Yale geologists have identified the deepest pieces of Earth’s crust ever found in the United States or Canada – in the rolling hills of northern Connecticut.
Tiny bits of quartz and other minerals, inside garnet crystals, tell the story of a tectonic escalator ride that started 100 miles below Earth’s surface, some 400 million years ago. The discovery, described in a study in the journal Science Advances, offers new insight into the way rocks move through the Earth during the formation of mountains.
“These ultra-deep rocks give us a unique window into geological processes operating far beneath active mountain belts such as those in Japan and the Himalayas,” said senior author Jay Ague, the Henry Barnard Davis Memorial Professor of Geology and Geophysics at Yale.
“It’s just not possible to drill 100 miles below the surface to see what’s going on today,” Ague said. “But these ancient, deeply-eroded rocks provide access to Earth’s vast interior that we would never have otherwise.”
Ague and the study’s lead author, geology and geophysics graduate student Duncan Keller, studied metamorphic rocks – rocks that have been transformed by intense heat and pressure – that they collected from northern Connecticut. The grayish-brown rocks, which are speckled with pink crystals of garnet, are part of the northern end of the Appalachian Mountain belt.
Typically, the researchers said, geologists recognize rocks that come from deep underground by looking for garnet crystals that contain even tinier diamond crystals. But the Yale researchers developed a new method for spotting these rocks.
Keller and Ague said minerals such as quartz, amphibole, and sodium phlogopite formed from chemical components of the garnet in the rocks. The minerals collected into tiny arrays of needle shapes and plate shapes, inside the garnet crystals.
“Using the chemistry and crystal structures of these needles and plates, we showed that they formed from the breakdown of a rare, ultrahigh-pressure mineral called majoritic garnet,” Keller said.
The researchers were able to calculate how deep into Earth’s interior the transformation occurred – in this instance, more than 100 miles.
Prior to this, the deepest rocks from Earth’s crust found in the United States or Canada came from about 55 miles underground. They were collected in Canada.

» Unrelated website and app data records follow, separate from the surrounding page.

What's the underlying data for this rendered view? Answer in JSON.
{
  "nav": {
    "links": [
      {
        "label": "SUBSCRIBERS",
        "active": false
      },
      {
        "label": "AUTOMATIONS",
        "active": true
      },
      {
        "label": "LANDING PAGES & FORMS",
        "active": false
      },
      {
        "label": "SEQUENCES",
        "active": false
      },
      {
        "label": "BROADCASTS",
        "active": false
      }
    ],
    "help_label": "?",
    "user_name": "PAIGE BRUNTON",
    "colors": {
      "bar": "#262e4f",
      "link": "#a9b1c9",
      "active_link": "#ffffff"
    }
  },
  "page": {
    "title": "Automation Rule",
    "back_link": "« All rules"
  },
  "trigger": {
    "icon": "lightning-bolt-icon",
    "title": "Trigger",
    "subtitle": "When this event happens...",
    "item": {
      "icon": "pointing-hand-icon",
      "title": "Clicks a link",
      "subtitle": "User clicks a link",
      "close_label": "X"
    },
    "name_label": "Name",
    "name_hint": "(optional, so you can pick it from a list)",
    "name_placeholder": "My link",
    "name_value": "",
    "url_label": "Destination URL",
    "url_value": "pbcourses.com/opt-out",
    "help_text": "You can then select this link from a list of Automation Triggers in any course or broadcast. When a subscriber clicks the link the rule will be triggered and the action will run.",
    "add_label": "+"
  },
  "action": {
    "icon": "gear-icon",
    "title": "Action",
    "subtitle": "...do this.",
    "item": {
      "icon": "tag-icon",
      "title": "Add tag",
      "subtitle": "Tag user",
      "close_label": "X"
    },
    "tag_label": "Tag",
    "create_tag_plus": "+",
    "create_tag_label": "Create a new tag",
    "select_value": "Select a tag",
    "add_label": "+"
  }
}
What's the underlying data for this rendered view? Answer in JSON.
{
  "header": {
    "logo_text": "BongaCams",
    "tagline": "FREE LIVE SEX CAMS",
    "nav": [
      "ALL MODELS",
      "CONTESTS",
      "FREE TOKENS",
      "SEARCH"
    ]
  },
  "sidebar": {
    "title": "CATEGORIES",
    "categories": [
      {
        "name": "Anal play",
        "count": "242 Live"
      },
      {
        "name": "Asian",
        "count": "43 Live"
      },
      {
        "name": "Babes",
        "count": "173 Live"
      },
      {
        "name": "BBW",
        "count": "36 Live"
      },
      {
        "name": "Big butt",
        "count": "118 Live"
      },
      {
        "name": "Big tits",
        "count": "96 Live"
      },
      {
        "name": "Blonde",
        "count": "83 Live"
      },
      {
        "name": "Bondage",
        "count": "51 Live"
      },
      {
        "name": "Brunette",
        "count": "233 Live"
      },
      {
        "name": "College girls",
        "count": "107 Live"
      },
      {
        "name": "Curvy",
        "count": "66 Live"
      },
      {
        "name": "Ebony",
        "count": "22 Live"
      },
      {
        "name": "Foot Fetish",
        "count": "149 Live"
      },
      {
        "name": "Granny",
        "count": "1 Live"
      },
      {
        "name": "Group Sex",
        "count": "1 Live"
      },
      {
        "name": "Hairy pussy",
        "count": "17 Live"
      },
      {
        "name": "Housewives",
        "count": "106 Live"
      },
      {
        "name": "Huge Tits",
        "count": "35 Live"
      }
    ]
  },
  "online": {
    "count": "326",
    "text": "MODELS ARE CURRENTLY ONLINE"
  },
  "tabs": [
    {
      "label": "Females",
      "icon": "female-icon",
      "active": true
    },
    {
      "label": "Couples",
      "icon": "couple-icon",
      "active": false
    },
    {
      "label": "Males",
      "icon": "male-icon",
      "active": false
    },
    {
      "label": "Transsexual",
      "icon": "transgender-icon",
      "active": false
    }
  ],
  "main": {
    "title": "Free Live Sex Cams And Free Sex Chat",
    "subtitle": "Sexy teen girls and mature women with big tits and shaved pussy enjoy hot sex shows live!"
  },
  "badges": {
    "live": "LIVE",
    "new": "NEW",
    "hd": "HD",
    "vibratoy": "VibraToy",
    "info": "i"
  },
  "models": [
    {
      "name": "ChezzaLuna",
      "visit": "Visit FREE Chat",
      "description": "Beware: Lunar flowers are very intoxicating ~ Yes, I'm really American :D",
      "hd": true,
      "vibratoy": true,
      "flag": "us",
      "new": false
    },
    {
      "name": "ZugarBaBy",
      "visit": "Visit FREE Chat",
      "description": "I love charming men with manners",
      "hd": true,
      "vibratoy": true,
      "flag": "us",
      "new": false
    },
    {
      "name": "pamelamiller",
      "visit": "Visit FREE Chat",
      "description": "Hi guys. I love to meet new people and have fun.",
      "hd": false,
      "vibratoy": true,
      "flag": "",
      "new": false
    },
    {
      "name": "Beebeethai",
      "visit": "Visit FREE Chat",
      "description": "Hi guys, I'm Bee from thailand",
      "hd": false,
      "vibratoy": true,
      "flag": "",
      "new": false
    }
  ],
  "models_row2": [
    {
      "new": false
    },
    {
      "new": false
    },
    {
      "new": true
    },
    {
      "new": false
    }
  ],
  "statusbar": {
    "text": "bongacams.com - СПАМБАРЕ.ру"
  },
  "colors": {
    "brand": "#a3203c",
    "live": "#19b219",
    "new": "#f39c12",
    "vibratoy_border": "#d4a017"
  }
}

“Common rocks can preserve extraordinary histories,” Ague said.
Yale and the National Science Foundation funded the research.